Melya’s voice carried through the firelit clearing, the long-familiar words flowing smoothly.
Emptiness. Darkness. Nothingness. But in the void was an idea, a spark without fire, but a spark nonetheless. The spark was surrounded, nothing above, nothing below, simply nothing.
The spark was bored.
After time unmeasurable, because there was nothing to measure it against, she took a step. Her feet rested on the ground, first one then the other. Feet were new, but with the invention of ground to stand on it was necessary to have something to stand with, and she imagined it so. Feet were a good creation, strong and flexible and able to move as soon as she created somewhere to move to.
The first time she stubbed her toes, the first time in all the vast universe this happened to anyone, she imagined the need for light to illuminate the ground, and eyes to perceive it. What she imagined became so, but the light was not yet pleasing. She lifted her hands overhead, defining the sky and herself simultaneously, and placed two handprints on it. Her left hand she pressed hard and long into the roof of the world, and the handspring shone out brightly. With her right hand she touched the room of the world lightly, and she rocked her palm from one side to the other to see what would happen. And so the sun shines out full and round and strong, and the moon’s dimmer light comes from first one side and then the other. She poked the sky here and there, making stars, and she laughed in delight, the first laugh.
The light that spilled over her spread her shadow out across the barren landscape. She raised her hands, admiring her fine silhouette, then looked directly at herself for the first time. She had imagined well: smooth brown skin, long brown hair, breasts, buttocks, legs that reached all the way to the ground. With, yes, feet at the end of them, and one sore toe.
She looked around at the lumpy brown ground she stood on. It wasn’t nearly fine enough for her, so she imagined it better. She made the grass, the first plant ever to exist and the most important, the plant that feeds our sheep and covers our houses. Greenness spread across the plain. But that wasn’t exciting enough, so she tried out topography, mountains and hills and valleys. To make it more interesting, she put water in some of the valleys, creating lakes and oceans, rivers fast and slow.
She played with the plants then, making some of them into trees that reached for the sky, and some of them into brightly colored flowers like leashed butterflies, though she didn’t know that because she hadn’t invented butterflies yet. She particularly liked the flowers, so she braided some into her hair, a lovely new thing.
There was no one to share her inventions with, and the world was too quiet, so she created people. People who looked just like her, just like our mothers and our sisters. And they laughed to see the flowers and the trees and the stars and the rivers. She made fancier plants, and the women suggested many other things. They all imagined together, and the world was full. Animals ate the plants, and ran among the trees and over the grass. They invented names, and spent a long time arguing and laughing about what to call each plant and animal. The people called her goddess, because she was first.
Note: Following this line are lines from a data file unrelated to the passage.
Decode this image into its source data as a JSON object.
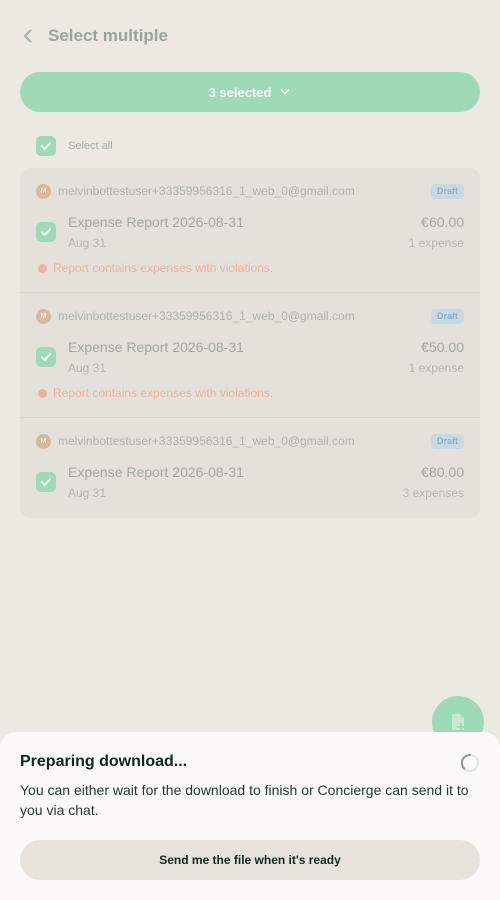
{
  "header": {
    "title": "Select multiple",
    "back_icon": "chevron-left-icon"
  },
  "selection": {
    "label": "3 selected",
    "icon": "chevron-down-icon"
  },
  "select_all": {
    "label": "Select all",
    "checked": true
  },
  "reports": [
    {
      "avatar_initial": "M",
      "email": "melvinbottestuser+33359956316_1_web_0@gmail.com",
      "badge": "Draft",
      "title": "Expense Report 2026-08-31",
      "amount": "€60.00",
      "date": "Aug 31",
      "count": "1 expense",
      "violation": "Report contains expenses with violations.",
      "checked": true
    },
    {
      "avatar_initial": "M",
      "email": "melvinbottestuser+33359956316_1_web_0@gmail.com",
      "badge": "Draft",
      "title": "Expense Report 2026-08-31",
      "amount": "€50.00",
      "date": "Aug 31",
      "count": "1 expense",
      "violation": "Report contains expenses with violations.",
      "checked": true
    },
    {
      "avatar_initial": "M",
      "email": "melvinbottestuser+33359956316_1_web_0@gmail.com",
      "badge": "Draft",
      "title": "Expense Report 2026-08-31",
      "amount": "€80.00",
      "date": "Aug 31",
      "count": "3 expenses",
      "checked": true
    }
  ],
  "fab": {
    "icon": "new-report-icon"
  },
  "sheet": {
    "title": "Preparing download...",
    "description": "You can either wait for the download to finish or Concierge can send it to you via chat.",
    "button_label": "Send me the file when it's ready",
    "spinner_icon": "loading-spinner-icon"
  },
  "colors": {
    "background": "#ECE9E3",
    "accent": "#9FDAB8",
    "violation": "#F0B19A",
    "badge_bg": "#C9D9E3",
    "sheet_bg": "#FBFAF8",
    "text_dark": "#0B2A1E"
  }
}
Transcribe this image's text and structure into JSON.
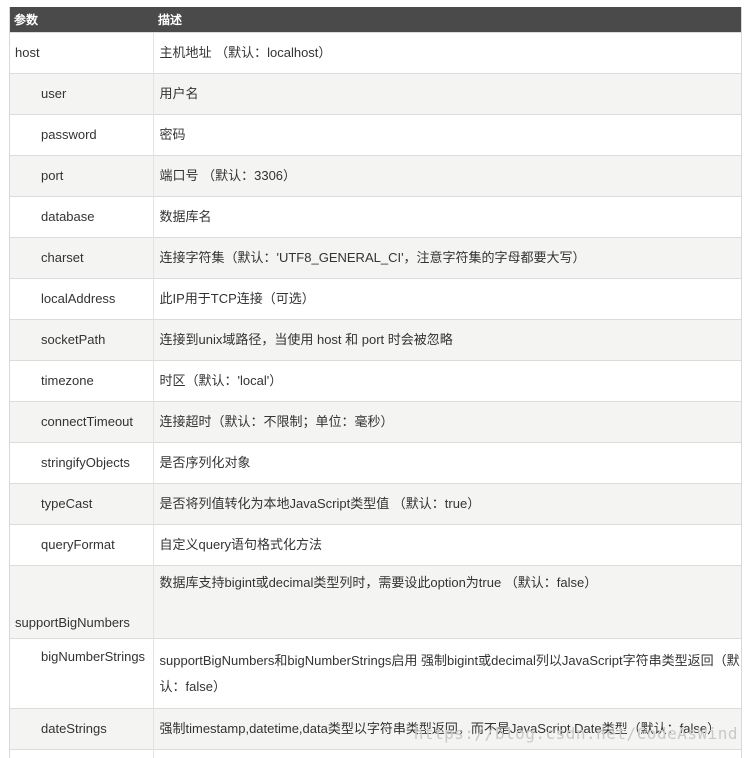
{
  "header": {
    "param": "参数",
    "desc": "描述"
  },
  "rows": [
    {
      "name": "host",
      "desc": "主机地址 （默认：localhost）"
    },
    {
      "name": "user",
      "desc": "用户名"
    },
    {
      "name": "password",
      "desc": "密码"
    },
    {
      "name": "port",
      "desc": "端口号 （默认：3306）"
    },
    {
      "name": "database",
      "desc": "数据库名"
    },
    {
      "name": "charset",
      "desc": "连接字符集（默认：'UTF8_GENERAL_CI'，注意字符集的字母都要大写）"
    },
    {
      "name": "localAddress",
      "desc": "此IP用于TCP连接（可选）"
    },
    {
      "name": "socketPath",
      "desc": "连接到unix域路径，当使用 host 和 port 时会被忽略"
    },
    {
      "name": "timezone",
      "desc": "时区（默认：'local'）"
    },
    {
      "name": "connectTimeout",
      "desc": "连接超时（默认：不限制；单位：毫秒）"
    },
    {
      "name": "stringifyObjects",
      "desc": "是否序列化对象"
    },
    {
      "name": "typeCast",
      "desc": "是否将列值转化为本地JavaScript类型值 （默认：true）"
    },
    {
      "name": "queryFormat",
      "desc": "自定义query语句格式化方法"
    },
    {
      "name": "supportBigNumbers",
      "desc": "数据库支持bigint或decimal类型列时，需要设此option为true （默认：false）"
    },
    {
      "name": "bigNumberStrings",
      "desc": "supportBigNumbers和bigNumberStrings启用 强制bigint或decimal列以JavaScript字符串类型返回（默认：false）"
    },
    {
      "name": "dateStrings",
      "desc": "强制timestamp,datetime,data类型以字符串类型返回，而不是JavaScript Date类型（默认：false）"
    }
  ],
  "watermark": "https://blog.csdn.net/CodeAsWind"
}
Once everyone and everything had been named, the goddess looked around. The land was full, the people were happy, and there was nothing left to do. She didn’t enjoy that, so she imagined harder than she ever had before. That’s when she invented sex. There was even more laughing then, and play. The goddess discovered that sex with women was fun, and then she created men for variety, and sex with men was fun too. They all together invented all the games in all the combinations.
But guess what? The goddess got bored again. Yes, even sex gets boring after a while. But what to do? She’d already created everything she could imagine, women and men and plants and animals, birds and butterflies. Even elephants, and they took a great deal of imagining. There wasn’t room for anything more.
She thought and she thought, and she talked to the people, and she watched the butterflies for a long time. Then the goddess had the best idea of all. She invented stories, and she taught us how to tell them and how to create our own. And then? The goddess was never bored again.
The storyteller bowed to her audience, her braids clattering and her shadow in the firelight dipping gracefully. This was her favorite time. Every five years all the clans gathered, everyone who could, to share the old stories, to eat the foods of their civilization’s childhood, to see distant family and friends. Tomorrow they would disperse, back to the ships that carried them here, back to the myriad worlds of the Diaspora, but for tonight she would smell the smoke, feel the ground beneath her feet, and imagine for herself a newborn world full of magic and laughter.
Sarah Goslee relates to the world by figuring things out and writing about them. She writes science fiction and science nonfiction, and has done fieldwork with endophytic fungi.